"The Future of Freedom"
UPDATE: Sen. Gary Hart reviews the book. It's straight forward with little comment on Zakaria's ideas.
The attack on Boycott Hollywood has already gotten some media attention. CNSNews.com has a story. They didn't add much since neither the William Morris Agency nor their lawyers were willing to talk.
As for the B-H website, it's still up and running. Since Lisa hasn't been able to get any response from Dotster, she doesn't know what the status of the domain is. Maybe somebody at WMA got the hint that this is one hornet's nest they should upset.
"Website Critical of Anti-War Celebrities to Be Shut Down"
Kerry's War... and It Isn't Vietnam
In Sen. John Kerry's (D-MA) world, we've won the Islamist War. The West is safe from terrorists who want to slam jets into buildings and get a hold of ABC weapons. Kerry must think the defeat of Saddam was even more effective than the White House thinks. We no longer have to fear that Islamists are hell-bent on killing lots of "infidels" to get into Paradise. In Kerry's world, we're now safe.
I write this because Kerry thinks global warming is the biggest threat to the U.S. since the Cold War, and he wants to put lots of government resources into fighting it. (Would Kerry call it the "Hot War," or the "Warming War?") Of course how seriously should we take any of Kerry's campaign statements? His declaration of war might be just like his recent call for regime change, a lighthearted remark or an "election quip" to use the words of a RNC spokeman.
I wonder how Kerry will pay for this new war while paying for prescription drugs for old people, health insurance for the uninsured, aid to cash-strapped state and local governments, and whatever else he'll think up. Oh, wait, I know.
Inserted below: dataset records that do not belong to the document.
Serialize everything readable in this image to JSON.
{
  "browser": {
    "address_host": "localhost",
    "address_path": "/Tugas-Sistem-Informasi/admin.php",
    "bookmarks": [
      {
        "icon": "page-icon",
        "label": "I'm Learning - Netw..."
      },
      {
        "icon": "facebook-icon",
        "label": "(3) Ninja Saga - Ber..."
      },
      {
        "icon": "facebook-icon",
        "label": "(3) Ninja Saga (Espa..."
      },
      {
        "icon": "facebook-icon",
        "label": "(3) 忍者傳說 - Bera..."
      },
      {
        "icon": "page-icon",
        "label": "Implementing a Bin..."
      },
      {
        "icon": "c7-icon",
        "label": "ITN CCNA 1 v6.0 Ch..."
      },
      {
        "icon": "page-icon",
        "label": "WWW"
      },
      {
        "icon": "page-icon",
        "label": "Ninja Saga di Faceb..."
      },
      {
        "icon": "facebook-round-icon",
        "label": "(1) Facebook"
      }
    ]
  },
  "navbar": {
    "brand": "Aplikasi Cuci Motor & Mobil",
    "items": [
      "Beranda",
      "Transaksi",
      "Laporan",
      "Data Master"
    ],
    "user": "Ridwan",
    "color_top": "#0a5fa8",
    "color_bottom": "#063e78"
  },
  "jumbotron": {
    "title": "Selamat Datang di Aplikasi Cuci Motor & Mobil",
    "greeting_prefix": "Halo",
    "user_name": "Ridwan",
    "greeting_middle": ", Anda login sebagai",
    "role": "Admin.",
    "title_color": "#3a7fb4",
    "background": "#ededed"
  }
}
He'll just tax the rich.
"Kerry Calls 'Global Warming' Biggest Threat Since Cold War"
May 02, 2003
Boycott Hollywood Update
Some other weblogs have posted the letter from WMA's lawyers complaining about B-H (which is still humming along), but if you haven't read it yet just click below. I like the threat about B-H's comments on WMA clients to be potentially liabel. Other than getting a lots of negative (even nasty) e-mail, what harm was done by opposing the political stances of WMA clients?
Lisa, one of B-H's publishers, has a new e-mail account up and running. If you want to send her a message of support or some good advice, e-mail her at boycott_hollywood at hotmail dot com.
The best we can do to help B-H is to shine as much light on this incident as we can. That means contacting the press (national and local), talk radio shows, and sympathetic websites. With enough sunshine, WMA's lawyers might go scurrying back from where they came from.
Our Cool President
Work kept me from hearing President Bush's speech last night. Here's the speech for you and me.
Unlike Clinton, who hasn't seemed to find a post-President activity that suits him expect for criticizing the current President, Bush has Hollywood to prepare for.
Page, Plant, Bonham, and Jones
Attention Led Zeppelin lovers. We are less than a month away from the release of live DVD and CD sets. Oh the anticipation. I can never get enough of the greatest rock band ever.
"New Led Zeppelin Live DVDs and CDs Coming in May!"
May 01, 2003
Anti-War Celebs Strike Back
Some in Hollywood can't take spirited criticism. That's why the Willaim Morris Agency got namesdirect.com to take away Boycott Hollywood's domain from its owners. It sounds like some of WMA's clients didn't like average Joes and Janes pointing out the dumb things they've said and holding them accountable. To those celebs, only they should be able to speak on the war; only they should have the final and definitive word on their views. BH's motto is (was) "You do not speak for us!" But with the WMA lawyers letter those celebs sternly said, "NO! We will speak for you, and if you don't like it, TOUGH! Shut up and accept it." Ironically this comes from a group that hangs on the notion of free expression for their work. Hypocrisy, yes, but this is more insedious because they're using the coersive power of the law to ballbust a few opinionated people.